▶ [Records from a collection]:
┏━━

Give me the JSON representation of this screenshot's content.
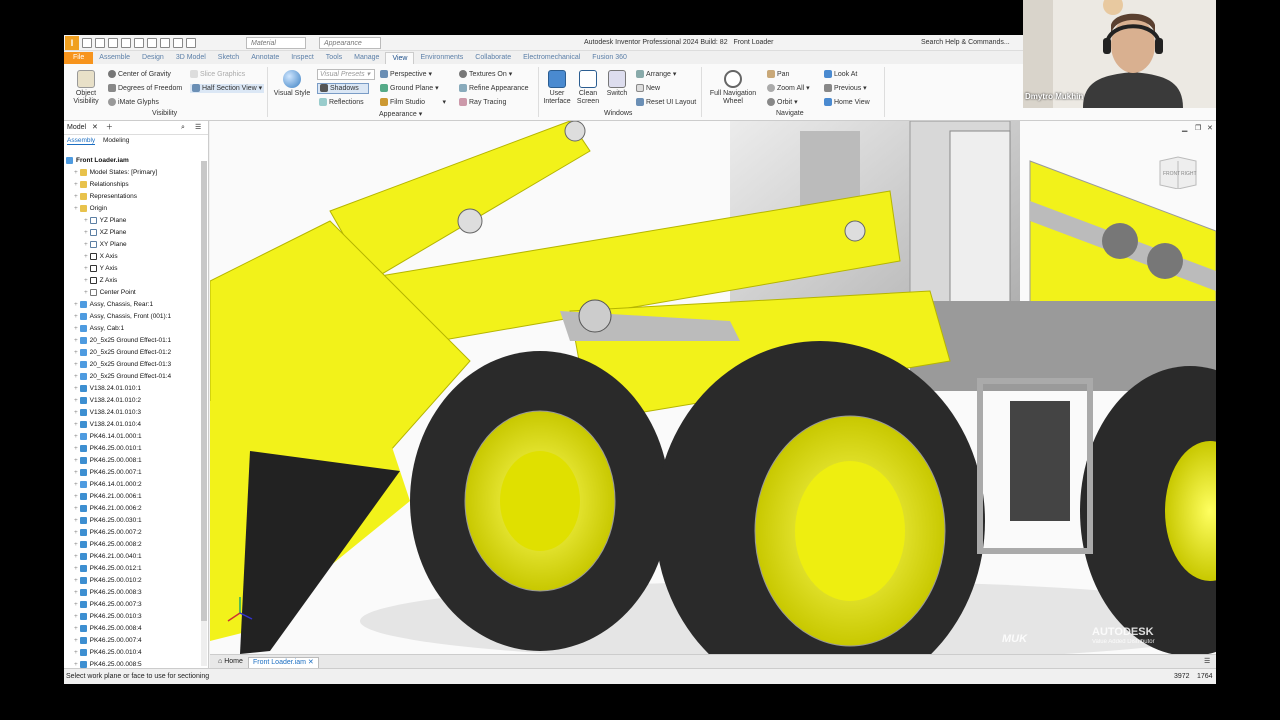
{
  "title_bar": {
    "app_title": "Autodesk Inventor Professional 2024 Build: 82",
    "document_title": "Front Loader",
    "material_combo": "Material",
    "appearance_combo": "Appearance",
    "search_placeholder": "Search Help & Commands..."
  },
  "tabs": [
    "File",
    "Assemble",
    "Design",
    "3D Model",
    "Sketch",
    "Annotate",
    "Inspect",
    "Tools",
    "Manage",
    "View",
    "Environments",
    "Collaborate",
    "Electromechanical",
    "Fusion 360"
  ],
  "active_tab": "View",
  "ribbon": {
    "visibility": {
      "object_visibility": "Object Visibility",
      "center_of_gravity": "Center of Gravity",
      "degrees_of_freedom": "Degrees of Freedom",
      "imate_glyphs": "iMate Glyphs",
      "slice_graphics": "Slice Graphics",
      "half_section_view": "Half Section View",
      "panel": "Visibility"
    },
    "appearance": {
      "visual_style": "Visual Style",
      "visual_presets": "Visual Presets",
      "shadows": "Shadows",
      "reflections": "Reflections",
      "perspective": "Perspective",
      "ground_plane": "Ground Plane",
      "film_studio": "Film Studio",
      "textures_on": "Textures On",
      "refine_appearance": "Refine Appearance",
      "ray_tracing": "Ray Tracing",
      "panel": "Appearance"
    },
    "windows": {
      "user_interface": "User Interface",
      "clean_screen": "Clean Screen",
      "switch": "Switch",
      "arrange": "Arrange",
      "new": "New",
      "reset_ui_layout": "Reset UI Layout",
      "panel": "Windows"
    },
    "navigate": {
      "full_navigation_wheel": "Full Navigation Wheel",
      "pan": "Pan",
      "zoom_all": "Zoom All",
      "orbit": "Orbit",
      "look_at": "Look At",
      "previous": "Previous",
      "home_view": "Home View",
      "panel": "Navigate"
    }
  },
  "browser": {
    "title": "Model",
    "subtabs": [
      "Assembly",
      "Modeling"
    ],
    "root": "Front Loader.iam",
    "items": [
      {
        "label": "Model States: [Primary]",
        "icon": "folder",
        "indent": 1
      },
      {
        "label": "Relationships",
        "icon": "folder",
        "indent": 1
      },
      {
        "label": "Representations",
        "icon": "folder",
        "indent": 1
      },
      {
        "label": "Origin",
        "icon": "folder",
        "indent": 1
      },
      {
        "label": "YZ Plane",
        "icon": "plane",
        "indent": 2
      },
      {
        "label": "XZ Plane",
        "icon": "plane",
        "indent": 2
      },
      {
        "label": "XY Plane",
        "icon": "plane",
        "indent": 2
      },
      {
        "label": "X Axis",
        "icon": "axis",
        "indent": 2
      },
      {
        "label": "Y Axis",
        "icon": "axis",
        "indent": 2
      },
      {
        "label": "Z Axis",
        "icon": "axis",
        "indent": 2
      },
      {
        "label": "Center Point",
        "icon": "point",
        "indent": 2
      },
      {
        "label": "Assy, Chassis, Rear:1",
        "icon": "asm",
        "indent": 1
      },
      {
        "label": "Assy, Chassis, Front (001):1",
        "icon": "asm",
        "indent": 1
      },
      {
        "label": "Assy, Cab:1",
        "icon": "asm",
        "indent": 1
      },
      {
        "label": "20_5x25 Ground Effect-01:1",
        "icon": "asm",
        "indent": 1
      },
      {
        "label": "20_5x25 Ground Effect-01:2",
        "icon": "asm",
        "indent": 1
      },
      {
        "label": "20_5x25 Ground Effect-01:3",
        "icon": "asm",
        "indent": 1
      },
      {
        "label": "20_5x25 Ground Effect-01:4",
        "icon": "asm",
        "indent": 1
      },
      {
        "label": "V138.24.01.010:1",
        "icon": "part",
        "indent": 1
      },
      {
        "label": "V138.24.01.010:2",
        "icon": "part",
        "indent": 1
      },
      {
        "label": "V138.24.01.010:3",
        "icon": "part",
        "indent": 1
      },
      {
        "label": "V138.24.01.010:4",
        "icon": "part",
        "indent": 1
      },
      {
        "label": "PK46.14.01.000:1",
        "icon": "asm",
        "indent": 1
      },
      {
        "label": "PK46.25.00.010:1",
        "icon": "part",
        "indent": 1
      },
      {
        "label": "PK46.25.00.008:1",
        "icon": "part",
        "indent": 1
      },
      {
        "label": "PK46.25.00.007:1",
        "icon": "part",
        "indent": 1
      },
      {
        "label": "PK46.14.01.000:2",
        "icon": "asm",
        "indent": 1
      },
      {
        "label": "PK46.21.00.006:1",
        "icon": "part",
        "indent": 1
      },
      {
        "label": "PK46.21.00.006:2",
        "icon": "part",
        "indent": 1
      },
      {
        "label": "PK46.25.00.030:1",
        "icon": "part",
        "indent": 1
      },
      {
        "label": "PK46.25.00.007:2",
        "icon": "part",
        "indent": 1
      },
      {
        "label": "PK46.25.00.008:2",
        "icon": "part",
        "indent": 1
      },
      {
        "label": "PK46.21.00.040:1",
        "icon": "part",
        "indent": 1
      },
      {
        "label": "PK46.25.00.012:1",
        "icon": "part",
        "indent": 1
      },
      {
        "label": "PK46.25.00.010:2",
        "icon": "part",
        "indent": 1
      },
      {
        "label": "PK46.25.00.008:3",
        "icon": "part",
        "indent": 1
      },
      {
        "label": "PK46.25.00.007:3",
        "icon": "part",
        "indent": 1
      },
      {
        "label": "PK46.25.00.010:3",
        "icon": "part",
        "indent": 1
      },
      {
        "label": "PK46.25.00.008:4",
        "icon": "part",
        "indent": 1
      },
      {
        "label": "PK46.25.00.007:4",
        "icon": "part",
        "indent": 1
      },
      {
        "label": "PK46.25.00.010:4",
        "icon": "part",
        "indent": 1
      },
      {
        "label": "PK46.25.00.008:5",
        "icon": "part",
        "indent": 1
      }
    ]
  },
  "doc_tabs": {
    "home": "Home",
    "document": "Front Loader.iam"
  },
  "status": {
    "message": "Select work plane or face to use for sectioning",
    "x": "3972",
    "y": "1764"
  },
  "viewcube": {
    "front": "FRONT",
    "right": "RIGHT"
  },
  "webcam": {
    "name": "Dmytro Mukhin"
  },
  "watermarks": {
    "muk": "MUK",
    "autodesk": "AUTODESK",
    "subtitle": "Value Added Distributor"
  },
  "colors": {
    "accent": "#f7941d",
    "loader_yellow": "#f2f21a",
    "tire": "#2a2a2a"
  }
}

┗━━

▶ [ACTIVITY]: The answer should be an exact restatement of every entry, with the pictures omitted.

▶ [ANSWER SPACE]:
Give me the JSON representation of this screenshot's content.
{
  "title_bar": {
    "app_title": "Autodesk Inventor Professional 2024 Build: 82",
    "document_title": "Front Loader",
    "material_combo": "Material",
    "appearance_combo": "Appearance",
    "search_placeholder": "Search Help & Commands..."
  },
  "tabs": [
    "File",
    "Assemble",
    "Design",
    "3D Model",
    "Sketch",
    "Annotate",
    "Inspect",
    "Tools",
    "Manage",
    "View",
    "Environments",
    "Collaborate",
    "Electromechanical",
    "Fusion 360"
  ],
  "active_tab": "View",
  "ribbon": {
    "visibility": {
      "object_visibility": "Object Visibility",
      "center_of_gravity": "Center of Gravity",
      "degrees_of_freedom": "Degrees of Freedom",
      "imate_glyphs": "iMate Glyphs",
      "slice_graphics": "Slice Graphics",
      "half_section_view": "Half Section View",
      "panel": "Visibility"
    },
    "appearance": {
      "visual_style": "Visual Style",
      "visual_presets": "Visual Presets",
      "shadows": "Shadows",
      "reflections": "Reflections",
      "perspective": "Perspective",
      "ground_plane": "Ground Plane",
      "film_studio": "Film Studio",
      "textures_on": "Textures On",
      "refine_appearance": "Refine Appearance",
      "ray_tracing": "Ray Tracing",
      "panel": "Appearance"
    },
    "windows": {
      "user_interface": "User Interface",
      "clean_screen": "Clean Screen",
      "switch": "Switch",
      "arrange": "Arrange",
      "new": "New",
      "reset_ui_layout": "Reset UI Layout",
      "panel": "Windows"
    },
    "navigate": {
      "full_navigation_wheel": "Full Navigation Wheel",
      "pan": "Pan",
      "zoom_all": "Zoom All",
      "orbit": "Orbit",
      "look_at": "Look At",
      "previous": "Previous",
      "home_view": "Home View",
      "panel": "Navigate"
    }
  },
  "browser": {
    "title": "Model",
    "subtabs": [
      "Assembly",
      "Modeling"
    ],
    "root": "Front Loader.iam",
    "items": [
      {
        "label": "Model States: [Primary]",
        "icon": "folder",
        "indent": 1
      },
      {
        "label": "Relationships",
        "icon": "folder",
        "indent": 1
      },
      {
        "label": "Representations",
        "icon": "folder",
        "indent": 1
      },
      {
        "label": "Origin",
        "icon": "folder",
        "indent": 1
      },
      {
        "label": "YZ Plane",
        "icon": "plane",
        "indent": 2
      },
      {
        "label": "XZ Plane",
        "icon": "plane",
        "indent": 2
      },
      {
        "label": "XY Plane",
        "icon": "plane",
        "indent": 2
      },
      {
        "label": "X Axis",
        "icon": "axis",
        "indent": 2
      },
      {
        "label": "Y Axis",
        "icon": "axis",
        "indent": 2
      },
      {
        "label": "Z Axis",
        "icon": "axis",
        "indent": 2
      },
      {
        "label": "Center Point",
        "icon": "point",
        "indent": 2
      },
      {
        "label": "Assy, Chassis, Rear:1",
        "icon": "asm",
        "indent": 1
      },
      {
        "label": "Assy, Chassis, Front (001):1",
        "icon": "asm",
        "indent": 1
      },
      {
        "label": "Assy, Cab:1",
        "icon": "asm",
        "indent": 1
      },
      {
        "label": "20_5x25 Ground Effect-01:1",
        "icon": "asm",
        "indent": 1
      },
      {
        "label": "20_5x25 Ground Effect-01:2",
        "icon": "asm",
        "indent": 1
      },
      {
        "label": "20_5x25 Ground Effect-01:3",
        "icon": "asm",
        "indent": 1
      },
      {
        "label": "20_5x25 Ground Effect-01:4",
        "icon": "asm",
        "indent": 1
      },
      {
        "label": "V138.24.01.010:1",
        "icon": "part",
        "indent": 1
      },
      {
        "label": "V138.24.01.010:2",
        "icon": "part",
        "indent": 1
      },
      {
        "label": "V138.24.01.010:3",
        "icon": "part",
        "indent": 1
      },
      {
        "label": "V138.24.01.010:4",
        "icon": "part",
        "indent": 1
      },
      {
        "label": "PK46.14.01.000:1",
        "icon": "asm",
        "indent": 1
      },
      {
        "label": "PK46.25.00.010:1",
        "icon": "part",
        "indent": 1
      },
      {
        "label": "PK46.25.00.008:1",
        "icon": "part",
        "indent": 1
      },
      {
        "label": "PK46.25.00.007:1",
        "icon": "part",
        "indent": 1
      },
      {
        "label": "PK46.14.01.000:2",
        "icon": "asm",
        "indent": 1
      },
      {
        "label": "PK46.21.00.006:1",
        "icon": "part",
        "indent": 1
      },
      {
        "label": "PK46.21.00.006:2",
        "icon": "part",
        "indent": 1
      },
      {
        "label": "PK46.25.00.030:1",
        "icon": "part",
        "indent": 1
      },
      {
        "label": "PK46.25.00.007:2",
        "icon": "part",
        "indent": 1
      },
      {
        "label": "PK46.25.00.008:2",
        "icon": "part",
        "indent": 1
      },
      {
        "label": "PK46.21.00.040:1",
        "icon": "part",
        "indent": 1
      },
      {
        "label": "PK46.25.00.012:1",
        "icon": "part",
        "indent": 1
      },
      {
        "label": "PK46.25.00.010:2",
        "icon": "part",
        "indent": 1
      },
      {
        "label": "PK46.25.00.008:3",
        "icon": "part",
        "indent": 1
      },
      {
        "label": "PK46.25.00.007:3",
        "icon": "part",
        "indent": 1
      },
      {
        "label": "PK46.25.00.010:3",
        "icon": "part",
        "indent": 1
      },
      {
        "label": "PK46.25.00.008:4",
        "icon": "part",
        "indent": 1
      },
      {
        "label": "PK46.25.00.007:4",
        "icon": "part",
        "indent": 1
      },
      {
        "label": "PK46.25.00.010:4",
        "icon": "part",
        "indent": 1
      },
      {
        "label": "PK46.25.00.008:5",
        "icon": "part",
        "indent": 1
      }
    ]
  },
  "doc_tabs": {
    "home": "Home",
    "document": "Front Loader.iam"
  },
  "status": {
    "message": "Select work plane or face to use for sectioning",
    "x": "3972",
    "y": "1764"
  },
  "viewcube": {
    "front": "FRONT",
    "right": "RIGHT"
  },
  "webcam": {
    "name": "Dmytro Mukhin"
  },
  "watermarks": {
    "muk": "MUK",
    "autodesk": "AUTODESK",
    "subtitle": "Value Added Distributor"
  },
  "colors": {
    "accent": "#f7941d",
    "loader_yellow": "#f2f21a",
    "tire": "#2a2a2a"
  }
}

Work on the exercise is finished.